Two projects to shore up and improve Highway 1 are finishing on time and on budget, Caltrans officials said at a ribbon-cutting for the Elephant Trunk retaining wall and Cow Cliffs viaduct, Thursday at the Ragged Point Inn.
The Elephant Trunk project, about a mile north of Ragged Point, is designed to restore and buttress the highway against rockslides. It’s below the highway, where the cliffs head down to meet the Pacific Ocean.
“You don’t really see the wall because it’s below where your visual range is, unless you get out of your car,” said project engineer Susan Lazon.
The $9.5 million retaining wall was built by John Madonna Construction of San Luis Obispo and came in ahead of schedule; it had been targeted for winter completion.
Work is scheduled to be completed this week on the Elephant Trunk project and next week on the half-mile Cow Cliffs viaduct, some 31 miles farther north in Monterey County, north of Big Creek Bridge. RGW Construction of Livermore was the contractor for that $3.9 million project, which Caltrans District 5 construction chief Tim Campbell described as a bridge over a landslide.

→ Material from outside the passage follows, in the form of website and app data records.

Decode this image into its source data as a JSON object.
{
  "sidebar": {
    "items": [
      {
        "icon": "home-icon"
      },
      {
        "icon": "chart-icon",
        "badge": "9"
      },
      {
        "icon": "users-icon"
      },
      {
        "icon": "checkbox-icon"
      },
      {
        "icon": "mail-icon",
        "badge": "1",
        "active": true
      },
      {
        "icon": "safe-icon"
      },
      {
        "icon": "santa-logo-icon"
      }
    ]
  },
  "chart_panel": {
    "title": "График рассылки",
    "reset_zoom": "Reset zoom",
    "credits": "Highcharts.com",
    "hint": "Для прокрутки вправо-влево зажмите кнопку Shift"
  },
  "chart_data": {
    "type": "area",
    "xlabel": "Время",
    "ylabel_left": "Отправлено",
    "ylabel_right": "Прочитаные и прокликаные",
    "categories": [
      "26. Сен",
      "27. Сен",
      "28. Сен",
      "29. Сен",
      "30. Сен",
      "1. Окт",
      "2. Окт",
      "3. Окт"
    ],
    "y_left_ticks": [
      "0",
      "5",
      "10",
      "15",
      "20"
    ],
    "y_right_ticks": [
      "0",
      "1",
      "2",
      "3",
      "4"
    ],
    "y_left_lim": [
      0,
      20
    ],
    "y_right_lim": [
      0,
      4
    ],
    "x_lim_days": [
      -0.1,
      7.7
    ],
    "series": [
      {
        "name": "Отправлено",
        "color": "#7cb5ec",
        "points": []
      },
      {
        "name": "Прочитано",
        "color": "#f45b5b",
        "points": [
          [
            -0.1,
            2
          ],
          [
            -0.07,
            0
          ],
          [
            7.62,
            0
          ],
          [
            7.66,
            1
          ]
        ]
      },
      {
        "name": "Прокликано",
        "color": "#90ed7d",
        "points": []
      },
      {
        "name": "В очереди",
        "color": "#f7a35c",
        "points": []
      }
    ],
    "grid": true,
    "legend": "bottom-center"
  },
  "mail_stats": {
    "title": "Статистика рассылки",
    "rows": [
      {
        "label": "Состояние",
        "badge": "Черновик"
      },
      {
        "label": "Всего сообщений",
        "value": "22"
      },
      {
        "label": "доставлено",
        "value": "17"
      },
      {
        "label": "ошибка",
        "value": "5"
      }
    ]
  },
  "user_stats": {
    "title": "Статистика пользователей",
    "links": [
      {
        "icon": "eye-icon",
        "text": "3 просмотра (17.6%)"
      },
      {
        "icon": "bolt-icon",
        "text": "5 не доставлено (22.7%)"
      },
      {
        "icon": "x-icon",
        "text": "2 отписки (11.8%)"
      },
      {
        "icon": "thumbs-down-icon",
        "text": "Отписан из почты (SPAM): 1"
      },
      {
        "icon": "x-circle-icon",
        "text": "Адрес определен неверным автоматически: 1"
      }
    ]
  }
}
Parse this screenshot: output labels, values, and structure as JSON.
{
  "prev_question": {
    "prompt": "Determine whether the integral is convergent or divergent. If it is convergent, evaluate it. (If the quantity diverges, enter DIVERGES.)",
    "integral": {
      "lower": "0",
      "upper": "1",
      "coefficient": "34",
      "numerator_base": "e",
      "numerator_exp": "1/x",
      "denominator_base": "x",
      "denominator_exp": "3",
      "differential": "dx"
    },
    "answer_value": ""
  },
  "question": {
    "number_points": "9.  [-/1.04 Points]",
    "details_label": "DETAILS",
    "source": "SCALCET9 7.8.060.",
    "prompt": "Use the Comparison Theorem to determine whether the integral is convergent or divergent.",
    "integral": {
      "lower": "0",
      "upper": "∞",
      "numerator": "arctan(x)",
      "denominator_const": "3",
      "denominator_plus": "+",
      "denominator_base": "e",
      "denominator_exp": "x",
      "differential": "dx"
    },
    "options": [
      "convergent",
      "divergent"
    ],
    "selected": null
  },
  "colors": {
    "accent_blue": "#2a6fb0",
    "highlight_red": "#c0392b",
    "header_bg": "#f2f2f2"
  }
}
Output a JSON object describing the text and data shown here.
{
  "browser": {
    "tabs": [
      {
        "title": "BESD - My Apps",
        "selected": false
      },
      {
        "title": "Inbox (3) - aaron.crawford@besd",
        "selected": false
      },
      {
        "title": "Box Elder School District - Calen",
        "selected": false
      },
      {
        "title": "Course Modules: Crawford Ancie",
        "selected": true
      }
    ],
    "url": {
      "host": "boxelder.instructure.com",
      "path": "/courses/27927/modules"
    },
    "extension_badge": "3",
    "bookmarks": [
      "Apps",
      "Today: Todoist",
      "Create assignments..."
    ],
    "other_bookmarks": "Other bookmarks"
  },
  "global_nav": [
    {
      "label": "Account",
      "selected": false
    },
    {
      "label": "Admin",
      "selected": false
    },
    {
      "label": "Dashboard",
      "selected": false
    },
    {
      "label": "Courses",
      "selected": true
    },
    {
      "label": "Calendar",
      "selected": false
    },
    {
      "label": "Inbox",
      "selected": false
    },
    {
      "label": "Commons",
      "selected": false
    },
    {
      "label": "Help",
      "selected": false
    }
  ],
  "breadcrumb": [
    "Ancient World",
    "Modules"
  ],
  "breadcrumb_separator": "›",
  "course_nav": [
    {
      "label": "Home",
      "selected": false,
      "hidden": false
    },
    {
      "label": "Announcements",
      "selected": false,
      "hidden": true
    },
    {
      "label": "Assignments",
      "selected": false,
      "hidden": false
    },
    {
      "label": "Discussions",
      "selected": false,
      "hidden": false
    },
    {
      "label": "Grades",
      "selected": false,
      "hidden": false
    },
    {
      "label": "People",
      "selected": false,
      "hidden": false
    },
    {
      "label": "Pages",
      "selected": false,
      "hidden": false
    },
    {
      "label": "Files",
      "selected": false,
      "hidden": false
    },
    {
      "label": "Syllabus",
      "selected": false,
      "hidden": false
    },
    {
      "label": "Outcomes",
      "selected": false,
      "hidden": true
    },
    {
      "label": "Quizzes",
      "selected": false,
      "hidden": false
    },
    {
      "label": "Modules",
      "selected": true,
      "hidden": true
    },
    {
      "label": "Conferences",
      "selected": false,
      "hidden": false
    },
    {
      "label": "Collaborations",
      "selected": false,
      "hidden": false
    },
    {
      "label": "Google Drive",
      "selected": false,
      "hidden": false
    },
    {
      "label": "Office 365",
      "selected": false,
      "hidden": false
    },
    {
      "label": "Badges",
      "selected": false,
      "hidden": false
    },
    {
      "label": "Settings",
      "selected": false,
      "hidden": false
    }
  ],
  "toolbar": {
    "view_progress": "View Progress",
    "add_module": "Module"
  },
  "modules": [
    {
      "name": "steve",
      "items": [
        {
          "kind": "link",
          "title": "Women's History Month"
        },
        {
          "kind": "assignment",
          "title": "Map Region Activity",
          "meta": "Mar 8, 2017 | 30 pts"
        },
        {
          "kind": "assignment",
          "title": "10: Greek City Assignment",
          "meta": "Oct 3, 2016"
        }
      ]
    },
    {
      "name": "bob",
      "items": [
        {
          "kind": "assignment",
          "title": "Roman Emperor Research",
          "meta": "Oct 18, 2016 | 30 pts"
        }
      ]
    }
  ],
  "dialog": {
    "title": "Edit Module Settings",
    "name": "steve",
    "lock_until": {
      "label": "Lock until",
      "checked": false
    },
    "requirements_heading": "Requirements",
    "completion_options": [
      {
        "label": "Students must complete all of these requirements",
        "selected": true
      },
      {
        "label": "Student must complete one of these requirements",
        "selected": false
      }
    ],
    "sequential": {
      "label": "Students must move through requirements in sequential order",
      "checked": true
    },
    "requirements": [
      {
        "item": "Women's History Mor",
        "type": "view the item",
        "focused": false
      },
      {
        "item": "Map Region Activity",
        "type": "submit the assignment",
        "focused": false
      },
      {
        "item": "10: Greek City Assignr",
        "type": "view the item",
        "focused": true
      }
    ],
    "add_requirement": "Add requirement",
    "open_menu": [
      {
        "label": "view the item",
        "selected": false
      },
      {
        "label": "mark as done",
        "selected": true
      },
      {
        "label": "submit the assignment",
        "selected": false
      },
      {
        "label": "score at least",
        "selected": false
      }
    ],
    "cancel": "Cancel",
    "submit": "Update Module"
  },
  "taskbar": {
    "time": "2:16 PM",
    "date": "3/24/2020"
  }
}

District 5 includes Monterey, Santa Cruz, San Luis Obispo, San Benito and Santa Barbara counties.
“It will help with safety and it will help with the flow of the highway,” said Susana Cruz, Caltrans public information officer. “Highway 1 used to close for three months at a time,” but with the continuing improvements, “the slides seem to be less and less.”
In addition to Campbell, those who spoke at the ribbon-cutting included contractors John Madonna and Miles Miessner; Cheri McKee of Supervisor Bruce Gibson’s office; Kirk Gaffil, president of the Big Sur Chamber of Commerce.
We’re hanging off the edge of a cliff, really the edge of a continent, and that produces a lot of challenges.
Tim Campbell, Caltrans District 5 construction chief
Campbell spoke about some of the challenges construction workers faced in completing the two projects. For one thing, he said, they had to coordinate their work to provide a minimum of disruption to travelers and businesses along the Highway, which is the only way into or out of places such as Gorda and Ragged Point.
“We’re hanging off the edge of a cliff, really the edge of a continent, and that produces a lot of challenges,” Campbell said. He spoke of “drill rigs hanging off the edge of a slide,” adding that “it’s vitally important that we keep the road open as often as he can.”
Although occasional overnight closures were required in both directions, the majority of the projects were completed using alternating lane closures and one-way traffic signals.